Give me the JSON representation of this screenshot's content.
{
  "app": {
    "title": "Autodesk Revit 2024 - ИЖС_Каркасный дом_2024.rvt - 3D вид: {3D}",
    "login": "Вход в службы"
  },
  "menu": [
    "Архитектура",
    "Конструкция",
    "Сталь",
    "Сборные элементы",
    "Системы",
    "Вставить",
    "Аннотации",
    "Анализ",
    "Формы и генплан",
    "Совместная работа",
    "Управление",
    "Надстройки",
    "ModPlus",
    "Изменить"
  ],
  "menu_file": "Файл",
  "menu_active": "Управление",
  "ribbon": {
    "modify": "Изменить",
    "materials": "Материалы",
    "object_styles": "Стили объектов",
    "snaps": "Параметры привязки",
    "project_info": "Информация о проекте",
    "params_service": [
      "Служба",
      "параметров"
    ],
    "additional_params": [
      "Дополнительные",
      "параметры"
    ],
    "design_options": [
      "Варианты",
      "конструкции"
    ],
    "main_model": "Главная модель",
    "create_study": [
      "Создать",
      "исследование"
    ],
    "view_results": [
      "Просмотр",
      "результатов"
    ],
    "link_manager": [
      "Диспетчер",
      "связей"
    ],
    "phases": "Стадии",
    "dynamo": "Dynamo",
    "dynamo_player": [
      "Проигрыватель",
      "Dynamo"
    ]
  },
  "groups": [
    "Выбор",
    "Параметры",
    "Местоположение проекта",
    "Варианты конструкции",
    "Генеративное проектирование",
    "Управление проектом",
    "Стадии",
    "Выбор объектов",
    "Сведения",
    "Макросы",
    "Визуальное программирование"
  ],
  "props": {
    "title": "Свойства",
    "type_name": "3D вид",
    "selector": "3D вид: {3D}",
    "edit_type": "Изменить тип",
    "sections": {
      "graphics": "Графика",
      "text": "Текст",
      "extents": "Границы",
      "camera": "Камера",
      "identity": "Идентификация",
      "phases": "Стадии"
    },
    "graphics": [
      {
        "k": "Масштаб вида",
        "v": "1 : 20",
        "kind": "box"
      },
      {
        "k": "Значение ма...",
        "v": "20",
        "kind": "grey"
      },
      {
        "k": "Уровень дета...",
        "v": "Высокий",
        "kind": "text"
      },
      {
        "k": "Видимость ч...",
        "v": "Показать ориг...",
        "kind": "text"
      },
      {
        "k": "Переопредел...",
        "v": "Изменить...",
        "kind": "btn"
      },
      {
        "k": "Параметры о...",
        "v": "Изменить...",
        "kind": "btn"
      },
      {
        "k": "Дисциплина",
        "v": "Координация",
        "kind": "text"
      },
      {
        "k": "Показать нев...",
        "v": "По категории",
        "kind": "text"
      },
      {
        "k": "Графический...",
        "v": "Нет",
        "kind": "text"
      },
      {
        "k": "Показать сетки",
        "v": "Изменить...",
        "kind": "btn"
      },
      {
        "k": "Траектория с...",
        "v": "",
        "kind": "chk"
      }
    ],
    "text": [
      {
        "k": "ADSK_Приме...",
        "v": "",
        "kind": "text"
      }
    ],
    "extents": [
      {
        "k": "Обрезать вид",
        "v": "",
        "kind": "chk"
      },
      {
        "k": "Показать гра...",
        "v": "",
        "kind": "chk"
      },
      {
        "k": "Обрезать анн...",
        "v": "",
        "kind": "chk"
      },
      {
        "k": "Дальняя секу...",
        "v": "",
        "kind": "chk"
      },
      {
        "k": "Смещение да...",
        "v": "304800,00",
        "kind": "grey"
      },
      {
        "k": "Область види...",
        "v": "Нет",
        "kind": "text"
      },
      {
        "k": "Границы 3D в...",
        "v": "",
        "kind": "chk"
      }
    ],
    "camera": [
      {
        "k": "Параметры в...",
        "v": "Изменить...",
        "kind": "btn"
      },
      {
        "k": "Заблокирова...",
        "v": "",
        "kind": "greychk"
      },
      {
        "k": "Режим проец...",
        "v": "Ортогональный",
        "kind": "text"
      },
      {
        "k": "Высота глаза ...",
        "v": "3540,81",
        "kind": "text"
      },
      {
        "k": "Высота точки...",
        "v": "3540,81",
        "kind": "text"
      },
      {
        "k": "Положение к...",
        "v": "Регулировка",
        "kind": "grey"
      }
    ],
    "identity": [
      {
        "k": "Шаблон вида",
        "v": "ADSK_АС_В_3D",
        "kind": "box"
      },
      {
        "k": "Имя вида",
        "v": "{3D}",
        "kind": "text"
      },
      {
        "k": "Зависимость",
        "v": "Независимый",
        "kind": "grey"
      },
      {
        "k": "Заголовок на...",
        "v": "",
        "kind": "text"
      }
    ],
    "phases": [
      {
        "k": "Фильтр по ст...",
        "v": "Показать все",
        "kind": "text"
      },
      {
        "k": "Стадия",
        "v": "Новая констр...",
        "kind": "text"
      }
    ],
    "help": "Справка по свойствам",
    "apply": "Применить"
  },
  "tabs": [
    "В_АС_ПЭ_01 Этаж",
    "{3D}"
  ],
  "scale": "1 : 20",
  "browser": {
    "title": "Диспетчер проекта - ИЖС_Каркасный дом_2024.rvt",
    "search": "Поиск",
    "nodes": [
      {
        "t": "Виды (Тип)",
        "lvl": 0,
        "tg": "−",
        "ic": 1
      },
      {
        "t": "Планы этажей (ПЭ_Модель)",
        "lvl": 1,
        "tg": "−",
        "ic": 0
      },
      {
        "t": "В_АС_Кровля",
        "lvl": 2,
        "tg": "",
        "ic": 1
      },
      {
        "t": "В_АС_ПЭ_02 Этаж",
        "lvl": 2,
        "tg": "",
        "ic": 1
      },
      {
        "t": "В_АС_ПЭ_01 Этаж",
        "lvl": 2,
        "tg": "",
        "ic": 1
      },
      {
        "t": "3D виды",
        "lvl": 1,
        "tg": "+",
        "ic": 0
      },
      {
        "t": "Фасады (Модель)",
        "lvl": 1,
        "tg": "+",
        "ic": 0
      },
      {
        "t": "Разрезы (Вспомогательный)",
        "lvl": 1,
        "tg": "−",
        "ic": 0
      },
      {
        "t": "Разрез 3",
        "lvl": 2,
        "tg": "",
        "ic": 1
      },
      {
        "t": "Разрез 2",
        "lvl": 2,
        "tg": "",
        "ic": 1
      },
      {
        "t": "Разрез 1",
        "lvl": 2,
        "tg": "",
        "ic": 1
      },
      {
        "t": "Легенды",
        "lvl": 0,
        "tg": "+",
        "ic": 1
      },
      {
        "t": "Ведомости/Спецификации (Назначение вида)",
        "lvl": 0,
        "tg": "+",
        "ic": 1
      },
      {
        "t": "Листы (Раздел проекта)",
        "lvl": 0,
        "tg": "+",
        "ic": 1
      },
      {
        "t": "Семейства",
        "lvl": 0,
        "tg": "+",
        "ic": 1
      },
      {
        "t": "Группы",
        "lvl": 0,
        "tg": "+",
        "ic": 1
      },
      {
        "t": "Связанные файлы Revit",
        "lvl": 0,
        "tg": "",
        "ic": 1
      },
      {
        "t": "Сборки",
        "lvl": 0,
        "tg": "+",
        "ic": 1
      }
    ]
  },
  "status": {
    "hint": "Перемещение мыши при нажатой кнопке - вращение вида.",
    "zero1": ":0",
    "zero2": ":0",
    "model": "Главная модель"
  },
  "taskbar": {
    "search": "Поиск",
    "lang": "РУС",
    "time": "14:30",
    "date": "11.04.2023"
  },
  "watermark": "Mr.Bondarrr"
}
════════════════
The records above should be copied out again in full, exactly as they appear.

* _Written solution_:
Give me the JSON representation of this screenshot's content.
{
  "app": {
    "title": "Autodesk Revit 2024 - ИЖС_Каркасный дом_2024.rvt - 3D вид: {3D}",
    "login": "Вход в службы"
  },
  "menu": [
    "Архитектура",
    "Конструкция",
    "Сталь",
    "Сборные элементы",
    "Системы",
    "Вставить",
    "Аннотации",
    "Анализ",
    "Формы и генплан",
    "Совместная работа",
    "Управление",
    "Надстройки",
    "ModPlus",
    "Изменить"
  ],
  "menu_file": "Файл",
  "menu_active": "Управление",
  "ribbon": {
    "modify": "Изменить",
    "materials": "Материалы",
    "object_styles": "Стили объектов",
    "snaps": "Параметры привязки",
    "project_info": "Информация о проекте",
    "params_service": [
      "Служба",
      "параметров"
    ],
    "additional_params": [
      "Дополнительные",
      "параметры"
    ],
    "design_options": [
      "Варианты",
      "конструкции"
    ],
    "main_model": "Главная модель",
    "create_study": [
      "Создать",
      "исследование"
    ],
    "view_results": [
      "Просмотр",
      "результатов"
    ],
    "link_manager": [
      "Диспетчер",
      "связей"
    ],
    "phases": "Стадии",
    "dynamo": "Dynamo",
    "dynamo_player": [
      "Проигрыватель",
      "Dynamo"
    ]
  },
  "groups": [
    "Выбор",
    "Параметры",
    "Местоположение проекта",
    "Варианты конструкции",
    "Генеративное проектирование",
    "Управление проектом",
    "Стадии",
    "Выбор объектов",
    "Сведения",
    "Макросы",
    "Визуальное программирование"
  ],
  "props": {
    "title": "Свойства",
    "type_name": "3D вид",
    "selector": "3D вид: {3D}",
    "edit_type": "Изменить тип",
    "sections": {
      "graphics": "Графика",
      "text": "Текст",
      "extents": "Границы",
      "camera": "Камера",
      "identity": "Идентификация",
      "phases": "Стадии"
    },
    "graphics": [
      {
        "k": "Масштаб вида",
        "v": "1 : 20",
        "kind": "box"
      },
      {
        "k": "Значение ма...",
        "v": "20",
        "kind": "grey"
      },
      {
        "k": "Уровень дета...",
        "v": "Высокий",
        "kind": "text"
      },
      {
        "k": "Видимость ч...",
        "v": "Показать ориг...",
        "kind": "text"
      },
      {
        "k": "Переопредел...",
        "v": "Изменить...",
        "kind": "btn"
      },
      {
        "k": "Параметры о...",
        "v": "Изменить...",
        "kind": "btn"
      },
      {
        "k": "Дисциплина",
        "v": "Координация",
        "kind": "text"
      },
      {
        "k": "Показать нев...",
        "v": "По категории",
        "kind": "text"
      },
      {
        "k": "Графический...",
        "v": "Нет",
        "kind": "text"
      },
      {
        "k": "Показать сетки",
        "v": "Изменить...",
        "kind": "btn"
      },
      {
        "k": "Траектория с...",
        "v": "",
        "kind": "chk"
      }
    ],
    "text": [
      {
        "k": "ADSK_Приме...",
        "v": "",
        "kind": "text"
      }
    ],
    "extents": [
      {
        "k": "Обрезать вид",
        "v": "",
        "kind": "chk"
      },
      {
        "k": "Показать гра...",
        "v": "",
        "kind": "chk"
      },
      {
        "k": "Обрезать анн...",
        "v": "",
        "kind": "chk"
      },
      {
        "k": "Дальняя секу...",
        "v": "",
        "kind": "chk"
      },
      {
        "k": "Смещение да...",
        "v": "304800,00",
        "kind": "grey"
      },
      {
        "k": "Область види...",
        "v": "Нет",
        "kind": "text"
      },
      {
        "k": "Границы 3D в...",
        "v": "",
        "kind": "chk"
      }
    ],
    "camera": [
      {
        "k": "Параметры в...",
        "v": "Изменить...",
        "kind": "btn"
      },
      {
        "k": "Заблокирова...",
        "v": "",
        "kind": "greychk"
      },
      {
        "k": "Режим проец...",
        "v": "Ортогональный",
        "kind": "text"
      },
      {
        "k": "Высота глаза ...",
        "v": "3540,81",
        "kind": "text"
      },
      {
        "k": "Высота точки...",
        "v": "3540,81",
        "kind": "text"
      },
      {
        "k": "Положение к...",
        "v": "Регулировка",
        "kind": "grey"
      }
    ],
    "identity": [
      {
        "k": "Шаблон вида",
        "v": "ADSK_АС_В_3D",
        "kind": "box"
      },
      {
        "k": "Имя вида",
        "v": "{3D}",
        "kind": "text"
      },
      {
        "k": "Зависимость",
        "v": "Независимый",
        "kind": "grey"
      },
      {
        "k": "Заголовок на...",
        "v": "",
        "kind": "text"
      }
    ],
    "phases": [
      {
        "k": "Фильтр по ст...",
        "v": "Показать все",
        "kind": "text"
      },
      {
        "k": "Стадия",
        "v": "Новая констр...",
        "kind": "text"
      }
    ],
    "help": "Справка по свойствам",
    "apply": "Применить"
  },
  "tabs": [
    "В_АС_ПЭ_01 Этаж",
    "{3D}"
  ],
  "scale": "1 : 20",
  "browser": {
    "title": "Диспетчер проекта - ИЖС_Каркасный дом_2024.rvt",
    "search": "Поиск",
    "nodes": [
      {
        "t": "Виды (Тип)",
        "lvl": 0,
        "tg": "−",
        "ic": 1
      },
      {
        "t": "Планы этажей (ПЭ_Модель)",
        "lvl": 1,
        "tg": "−",
        "ic": 0
      },
      {
        "t": "В_АС_Кровля",
        "lvl": 2,
        "tg": "",
        "ic": 1
      },
      {
        "t": "В_АС_ПЭ_02 Этаж",
        "lvl": 2,
        "tg": "",
        "ic": 1
      },
      {
        "t": "В_АС_ПЭ_01 Этаж",
        "lvl": 2,
        "tg": "",
        "ic": 1
      },
      {
        "t": "3D виды",
        "lvl": 1,
        "tg": "+",
        "ic": 0
      },
      {
        "t": "Фасады (Модель)",
        "lvl": 1,
        "tg": "+",
        "ic": 0
      },
      {
        "t": "Разрезы (Вспомогательный)",
        "lvl": 1,
        "tg": "−",
        "ic": 0
      },
      {
        "t": "Разрез 3",
        "lvl": 2,
        "tg": "",
        "ic": 1
      },
      {
        "t": "Разрез 2",
        "lvl": 2,
        "tg": "",
        "ic": 1
      },
      {
        "t": "Разрез 1",
        "lvl": 2,
        "tg": "",
        "ic": 1
      },
      {
        "t": "Легенды",
        "lvl": 0,
        "tg": "+",
        "ic": 1
      },
      {
        "t": "Ведомости/Спецификации (Назначение вида)",
        "lvl": 0,
        "tg": "+",
        "ic": 1
      },
      {
        "t": "Листы (Раздел проекта)",
        "lvl": 0,
        "tg": "+",
        "ic": 1
      },
      {
        "t": "Семейства",
        "lvl": 0,
        "tg": "+",
        "ic": 1
      },
      {
        "t": "Группы",
        "lvl": 0,
        "tg": "+",
        "ic": 1
      },
      {
        "t": "Связанные файлы Revit",
        "lvl": 0,
        "tg": "",
        "ic": 1
      },
      {
        "t": "Сборки",
        "lvl": 0,
        "tg": "+",
        "ic": 1
      }
    ]
  },
  "status": {
    "hint": "Перемещение мыши при нажатой кнопке - вращение вида.",
    "zero1": ":0",
    "zero2": ":0",
    "model": "Главная модель"
  },
  "taskbar": {
    "search": "Поиск",
    "lang": "РУС",
    "time": "14:30",
    "date": "11.04.2023"
  },
  "watermark": "Mr.Bondarrr"
}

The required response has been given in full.